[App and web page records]
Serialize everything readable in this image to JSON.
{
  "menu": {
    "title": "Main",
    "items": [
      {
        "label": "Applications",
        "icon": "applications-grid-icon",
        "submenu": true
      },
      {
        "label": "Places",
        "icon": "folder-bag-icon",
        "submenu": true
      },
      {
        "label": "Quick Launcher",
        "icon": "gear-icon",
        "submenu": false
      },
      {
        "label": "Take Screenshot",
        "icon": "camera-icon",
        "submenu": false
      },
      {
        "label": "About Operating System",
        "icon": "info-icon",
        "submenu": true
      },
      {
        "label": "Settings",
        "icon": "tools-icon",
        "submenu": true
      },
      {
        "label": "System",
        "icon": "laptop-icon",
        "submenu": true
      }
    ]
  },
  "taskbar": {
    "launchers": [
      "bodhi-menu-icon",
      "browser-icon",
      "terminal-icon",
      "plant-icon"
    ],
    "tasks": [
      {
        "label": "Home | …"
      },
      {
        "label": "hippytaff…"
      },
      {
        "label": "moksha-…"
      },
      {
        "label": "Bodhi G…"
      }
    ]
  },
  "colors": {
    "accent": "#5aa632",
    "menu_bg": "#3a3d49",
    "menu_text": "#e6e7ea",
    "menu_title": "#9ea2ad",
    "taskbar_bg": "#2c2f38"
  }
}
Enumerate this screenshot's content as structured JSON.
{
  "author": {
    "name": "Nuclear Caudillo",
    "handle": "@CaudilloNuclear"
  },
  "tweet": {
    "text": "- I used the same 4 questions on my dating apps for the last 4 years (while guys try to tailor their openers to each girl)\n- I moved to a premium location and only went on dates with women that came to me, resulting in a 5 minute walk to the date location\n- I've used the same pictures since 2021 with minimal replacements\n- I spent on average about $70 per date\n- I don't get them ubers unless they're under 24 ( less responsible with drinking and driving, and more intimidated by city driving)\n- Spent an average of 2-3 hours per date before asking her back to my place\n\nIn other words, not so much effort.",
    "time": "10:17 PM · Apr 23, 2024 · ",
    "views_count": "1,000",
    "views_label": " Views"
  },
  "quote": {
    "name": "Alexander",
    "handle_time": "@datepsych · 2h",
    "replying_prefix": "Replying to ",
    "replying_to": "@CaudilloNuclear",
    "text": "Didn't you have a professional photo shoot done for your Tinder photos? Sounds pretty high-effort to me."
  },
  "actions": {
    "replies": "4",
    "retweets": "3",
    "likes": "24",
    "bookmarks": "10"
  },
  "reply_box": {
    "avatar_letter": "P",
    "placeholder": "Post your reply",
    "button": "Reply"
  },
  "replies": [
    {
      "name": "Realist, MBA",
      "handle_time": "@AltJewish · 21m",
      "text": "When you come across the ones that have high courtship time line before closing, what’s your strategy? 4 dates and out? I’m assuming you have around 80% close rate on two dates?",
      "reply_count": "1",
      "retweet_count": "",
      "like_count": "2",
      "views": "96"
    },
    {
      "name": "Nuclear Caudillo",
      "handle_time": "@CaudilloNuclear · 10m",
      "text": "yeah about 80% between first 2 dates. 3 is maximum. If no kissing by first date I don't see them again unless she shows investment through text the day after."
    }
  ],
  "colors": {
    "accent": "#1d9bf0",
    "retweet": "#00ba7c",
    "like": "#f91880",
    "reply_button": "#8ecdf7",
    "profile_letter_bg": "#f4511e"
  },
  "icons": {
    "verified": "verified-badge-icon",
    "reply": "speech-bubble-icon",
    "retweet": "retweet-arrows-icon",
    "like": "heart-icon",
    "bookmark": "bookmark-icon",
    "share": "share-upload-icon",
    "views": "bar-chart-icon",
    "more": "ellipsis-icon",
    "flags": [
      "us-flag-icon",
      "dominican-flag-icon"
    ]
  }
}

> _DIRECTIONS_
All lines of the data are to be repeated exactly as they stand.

> _RESPONSE TO THE EXERCISE_
Serialize everything readable in this image to JSON.
{
  "menu": {
    "title": "Main",
    "items": [
      {
        "label": "Applications",
        "icon": "applications-grid-icon",
        "submenu": true
      },
      {
        "label": "Places",
        "icon": "folder-bag-icon",
        "submenu": true
      },
      {
        "label": "Quick Launcher",
        "icon": "gear-icon",
        "submenu": false
      },
      {
        "label": "Take Screenshot",
        "icon": "camera-icon",
        "submenu": false
      },
      {
        "label": "About Operating System",
        "icon": "info-icon",
        "submenu": true
      },
      {
        "label": "Settings",
        "icon": "tools-icon",
        "submenu": true
      },
      {
        "label": "System",
        "icon": "laptop-icon",
        "submenu": true
      }
    ]
  },
  "taskbar": {
    "launchers": [
      "bodhi-menu-icon",
      "browser-icon",
      "terminal-icon",
      "plant-icon"
    ],
    "tasks": [
      {
        "label": "Home | …"
      },
      {
        "label": "hippytaff…"
      },
      {
        "label": "moksha-…"
      },
      {
        "label": "Bodhi G…"
      }
    ]
  },
  "colors": {
    "accent": "#5aa632",
    "menu_bg": "#3a3d49",
    "menu_text": "#e6e7ea",
    "menu_title": "#9ea2ad",
    "taskbar_bg": "#2c2f38"
  }
}
Enumerate this screenshot's content as structured JSON.
{
  "author": {
    "name": "Nuclear Caudillo",
    "handle": "@CaudilloNuclear"
  },
  "tweet": {
    "text": "- I used the same 4 questions on my dating apps for the last 4 years (while guys try to tailor their openers to each girl)\n- I moved to a premium location and only went on dates with women that came to me, resulting in a 5 minute walk to the date location\n- I've used the same pictures since 2021 with minimal replacements\n- I spent on average about $70 per date\n- I don't get them ubers unless they're under 24 ( less responsible with drinking and driving, and more intimidated by city driving)\n- Spent an average of 2-3 hours per date before asking her back to my place\n\nIn other words, not so much effort.",
    "time": "10:17 PM · Apr 23, 2024 · ",
    "views_count": "1,000",
    "views_label": " Views"
  },
  "quote": {
    "name": "Alexander",
    "handle_time": "@datepsych · 2h",
    "replying_prefix": "Replying to ",
    "replying_to": "@CaudilloNuclear",
    "text": "Didn't you have a professional photo shoot done for your Tinder photos? Sounds pretty high-effort to me."
  },
  "actions": {
    "replies": "4",
    "retweets": "3",
    "likes": "24",
    "bookmarks": "10"
  },
  "reply_box": {
    "avatar_letter": "P",
    "placeholder": "Post your reply",
    "button": "Reply"
  },
  "replies": [
    {
      "name": "Realist, MBA",
      "handle_time": "@AltJewish · 21m",
      "text": "When you come across the ones that have high courtship time line before closing, what’s your strategy? 4 dates and out? I’m assuming you have around 80% close rate on two dates?",
      "reply_count": "1",
      "retweet_count": "",
      "like_count": "2",
      "views": "96"
    },
    {
      "name": "Nuclear Caudillo",
      "handle_time": "@CaudilloNuclear · 10m",
      "text": "yeah about 80% between first 2 dates. 3 is maximum. If no kissing by first date I don't see them again unless she shows investment through text the day after."
    }
  ],
  "colors": {
    "accent": "#1d9bf0",
    "retweet": "#00ba7c",
    "like": "#f91880",
    "reply_button": "#8ecdf7",
    "profile_letter_bg": "#f4511e"
  },
  "icons": {
    "verified": "verified-badge-icon",
    "reply": "speech-bubble-icon",
    "retweet": "retweet-arrows-icon",
    "like": "heart-icon",
    "bookmark": "bookmark-icon",
    "share": "share-upload-icon",
    "views": "bar-chart-icon",
    "more": "ellipsis-icon",
    "flags": [
      "us-flag-icon",
      "dominican-flag-icon"
    ]
  }
}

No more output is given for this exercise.